“There are big cultural pressures to get these drugs,” Dr. Anjan Chatterjee, a professor of neurology at the University of Pennsylvania, told MSNBC. “That’s because everyone is in an arms race of accomplishment.”

(More on TIME.com: “Preterm Birth Raises the Risk of Childhood ADHD”)

For the new study, lead researcher Paul Marshall, a clinical neuropsychologist at Hennepin Faculty Associates in Minneapolis, and colleagues analyzed patients’ responses in in-person interviews and questionnaires. Within the questionnaires were inserted certain red-flag-raising tests specifically designed to pinpoint fakers and exaggerators. Reported MSNBC:

Ultimately, Marshall and his colleagues found patients who not only exaggerated their symptoms but also scored much more poorly on the embedded tests than people with actual ADHD symptoms would have.

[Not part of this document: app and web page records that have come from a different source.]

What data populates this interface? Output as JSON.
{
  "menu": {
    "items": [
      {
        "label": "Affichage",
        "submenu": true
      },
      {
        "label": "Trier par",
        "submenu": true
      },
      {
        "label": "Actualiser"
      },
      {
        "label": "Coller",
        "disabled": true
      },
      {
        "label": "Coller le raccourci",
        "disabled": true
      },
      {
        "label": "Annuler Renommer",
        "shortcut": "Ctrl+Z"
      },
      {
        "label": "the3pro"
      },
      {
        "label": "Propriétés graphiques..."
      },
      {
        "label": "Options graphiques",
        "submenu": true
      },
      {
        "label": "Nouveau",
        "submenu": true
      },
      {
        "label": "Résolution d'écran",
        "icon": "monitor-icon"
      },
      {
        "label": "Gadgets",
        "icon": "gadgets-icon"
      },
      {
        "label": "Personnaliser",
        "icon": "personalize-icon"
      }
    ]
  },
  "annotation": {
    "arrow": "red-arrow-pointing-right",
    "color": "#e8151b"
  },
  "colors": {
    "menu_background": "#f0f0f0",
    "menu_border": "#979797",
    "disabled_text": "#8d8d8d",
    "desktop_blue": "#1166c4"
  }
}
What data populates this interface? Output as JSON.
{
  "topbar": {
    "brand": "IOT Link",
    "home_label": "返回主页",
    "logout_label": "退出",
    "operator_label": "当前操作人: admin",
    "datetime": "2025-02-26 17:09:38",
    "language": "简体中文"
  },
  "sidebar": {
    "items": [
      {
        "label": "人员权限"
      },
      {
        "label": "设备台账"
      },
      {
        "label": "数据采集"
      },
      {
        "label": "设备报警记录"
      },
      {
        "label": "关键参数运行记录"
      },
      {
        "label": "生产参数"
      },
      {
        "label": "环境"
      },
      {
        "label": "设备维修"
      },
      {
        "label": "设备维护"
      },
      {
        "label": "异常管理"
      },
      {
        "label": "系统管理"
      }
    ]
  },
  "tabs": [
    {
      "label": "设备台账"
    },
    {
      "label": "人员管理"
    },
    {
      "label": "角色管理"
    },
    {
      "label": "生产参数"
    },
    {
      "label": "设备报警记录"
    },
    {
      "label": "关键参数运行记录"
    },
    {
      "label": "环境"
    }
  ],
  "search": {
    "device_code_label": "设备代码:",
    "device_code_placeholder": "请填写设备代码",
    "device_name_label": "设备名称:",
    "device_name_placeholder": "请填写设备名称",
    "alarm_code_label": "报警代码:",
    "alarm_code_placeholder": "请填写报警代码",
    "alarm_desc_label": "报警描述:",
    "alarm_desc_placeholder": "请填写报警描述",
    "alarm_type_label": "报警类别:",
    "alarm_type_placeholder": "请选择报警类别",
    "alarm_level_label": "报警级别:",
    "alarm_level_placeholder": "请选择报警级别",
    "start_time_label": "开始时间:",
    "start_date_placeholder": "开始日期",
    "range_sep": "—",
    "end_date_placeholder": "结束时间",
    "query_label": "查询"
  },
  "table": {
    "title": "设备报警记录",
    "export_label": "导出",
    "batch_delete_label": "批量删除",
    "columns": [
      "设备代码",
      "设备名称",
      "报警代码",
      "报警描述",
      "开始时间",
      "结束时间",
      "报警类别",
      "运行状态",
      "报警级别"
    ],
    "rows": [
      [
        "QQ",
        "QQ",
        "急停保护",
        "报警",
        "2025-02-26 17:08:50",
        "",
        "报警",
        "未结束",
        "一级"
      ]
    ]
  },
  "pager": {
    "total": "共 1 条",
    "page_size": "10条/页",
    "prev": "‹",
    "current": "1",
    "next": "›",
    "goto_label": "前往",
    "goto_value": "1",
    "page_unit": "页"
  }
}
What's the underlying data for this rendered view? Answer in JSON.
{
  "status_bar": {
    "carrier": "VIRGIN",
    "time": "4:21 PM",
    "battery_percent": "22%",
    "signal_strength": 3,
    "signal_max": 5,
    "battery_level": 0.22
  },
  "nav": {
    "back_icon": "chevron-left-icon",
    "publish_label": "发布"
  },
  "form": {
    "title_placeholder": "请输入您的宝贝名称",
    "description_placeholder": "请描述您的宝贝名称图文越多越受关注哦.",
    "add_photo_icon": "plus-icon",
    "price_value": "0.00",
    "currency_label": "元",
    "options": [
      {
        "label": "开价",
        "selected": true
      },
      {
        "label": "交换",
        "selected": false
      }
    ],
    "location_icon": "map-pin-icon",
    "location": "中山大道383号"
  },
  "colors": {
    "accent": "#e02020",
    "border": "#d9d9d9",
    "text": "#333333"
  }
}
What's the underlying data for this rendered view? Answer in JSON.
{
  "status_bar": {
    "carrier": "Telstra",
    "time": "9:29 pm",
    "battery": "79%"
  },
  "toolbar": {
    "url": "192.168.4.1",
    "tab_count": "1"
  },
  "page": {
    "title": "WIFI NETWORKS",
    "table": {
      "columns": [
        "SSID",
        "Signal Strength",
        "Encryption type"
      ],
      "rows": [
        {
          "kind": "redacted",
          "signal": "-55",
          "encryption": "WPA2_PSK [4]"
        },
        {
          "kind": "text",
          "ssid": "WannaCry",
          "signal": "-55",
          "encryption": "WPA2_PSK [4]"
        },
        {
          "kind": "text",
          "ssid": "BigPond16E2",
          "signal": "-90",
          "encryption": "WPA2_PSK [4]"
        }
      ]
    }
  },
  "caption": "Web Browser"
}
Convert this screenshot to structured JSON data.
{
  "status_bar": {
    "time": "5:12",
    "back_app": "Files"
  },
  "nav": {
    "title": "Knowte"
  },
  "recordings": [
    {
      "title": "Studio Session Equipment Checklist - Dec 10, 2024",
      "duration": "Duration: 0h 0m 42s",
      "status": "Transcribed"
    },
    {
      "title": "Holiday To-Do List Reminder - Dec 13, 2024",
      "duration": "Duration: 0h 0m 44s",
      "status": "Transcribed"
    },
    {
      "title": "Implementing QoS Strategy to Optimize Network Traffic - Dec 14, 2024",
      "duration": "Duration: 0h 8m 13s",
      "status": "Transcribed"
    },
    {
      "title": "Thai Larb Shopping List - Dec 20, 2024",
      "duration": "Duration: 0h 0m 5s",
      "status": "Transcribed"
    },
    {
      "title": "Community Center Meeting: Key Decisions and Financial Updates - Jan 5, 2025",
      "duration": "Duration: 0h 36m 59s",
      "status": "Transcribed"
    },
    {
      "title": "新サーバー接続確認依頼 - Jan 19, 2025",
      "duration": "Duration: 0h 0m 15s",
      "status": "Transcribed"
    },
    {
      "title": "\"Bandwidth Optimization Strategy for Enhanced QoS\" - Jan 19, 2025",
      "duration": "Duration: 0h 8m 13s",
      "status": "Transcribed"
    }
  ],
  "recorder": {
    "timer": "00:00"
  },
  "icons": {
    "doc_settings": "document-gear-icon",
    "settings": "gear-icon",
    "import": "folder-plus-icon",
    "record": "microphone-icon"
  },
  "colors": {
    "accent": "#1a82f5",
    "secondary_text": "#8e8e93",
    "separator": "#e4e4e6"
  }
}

A doctor in [an MSNBC-commissioned] Truth On Call poll summarized the fakers like this: “Patients try to describe typical symptoms with a request for specific ADHD drugs. With standard symptom questionnaires, they will push the responses to the extreme and try to request specific medications when prescribed alternatives.”

The problem is that there is no single guaranteed test for ADHD. Diagnoses depend on individual physicians’ assessments. So how reliable are doctors — and the measures they use — generally?

A study by University of Kentucky psychologists, published in June 2010 in Psychological Assessment, sought an answer by asking college kids to try to fake ADHD symptoms on a series of tests. There were actually three groups of students who took the tests: some who legitimately had ADHD and were temporarily off their medication, others who didn’t have ADHD and weren’t asked to fake it, and those who didn’t have ADHD but were told they’d get $45 if they could convince the assessor they did. To prepare, they were given five minutes to look over ADHD information obtained from Google.

(More on TIME.com: “A Better Way to Diagnose ADHD”)

Regarding the assessment measures, Psychology Today reported:

Tests for detecting ADHD fall into two broad categories. Firstly, and most simply, there is self-report, where the patient describes their symptoms in response to structured questioning. Second there are neuropsychological tests, where the patient is asked to perform a particular task. These often appear much like a simple computer game and are structured such that persons with ADHD will make certain types of mistakes on the game due to impulsivity, inattention or other ADHD symptoms.

The self-reports couldn’t tell the real ADHD sufferers from the fakers, and the computer tests weren’t much more effective either, the study found.

ADHD diagnoses in adults may be trickier than in kids. For children, there are at least multiple sources of information and observation — parents, teachers, doctors. With adults, physicians can rely only on self-reporting. The Centers for Disease Control and Prevention estimates that 2% to 4% of adults actually have ADHD, many of whom were initially diagnosed as children.

If healthy adults continue to exaggerate symptoms for personal gain, the fallout could affect those who really need help, should doctors become increasingly wary of handing out diagnoses. Worse, legitimate patients are having a hard enough time getting their medication as it is, without fakers filching pills for performance enhancement. Finally, as the MSNBC story points out, if misused the medications could become habit forming — and a surefire way to ruin performance is misusing prescription drugs.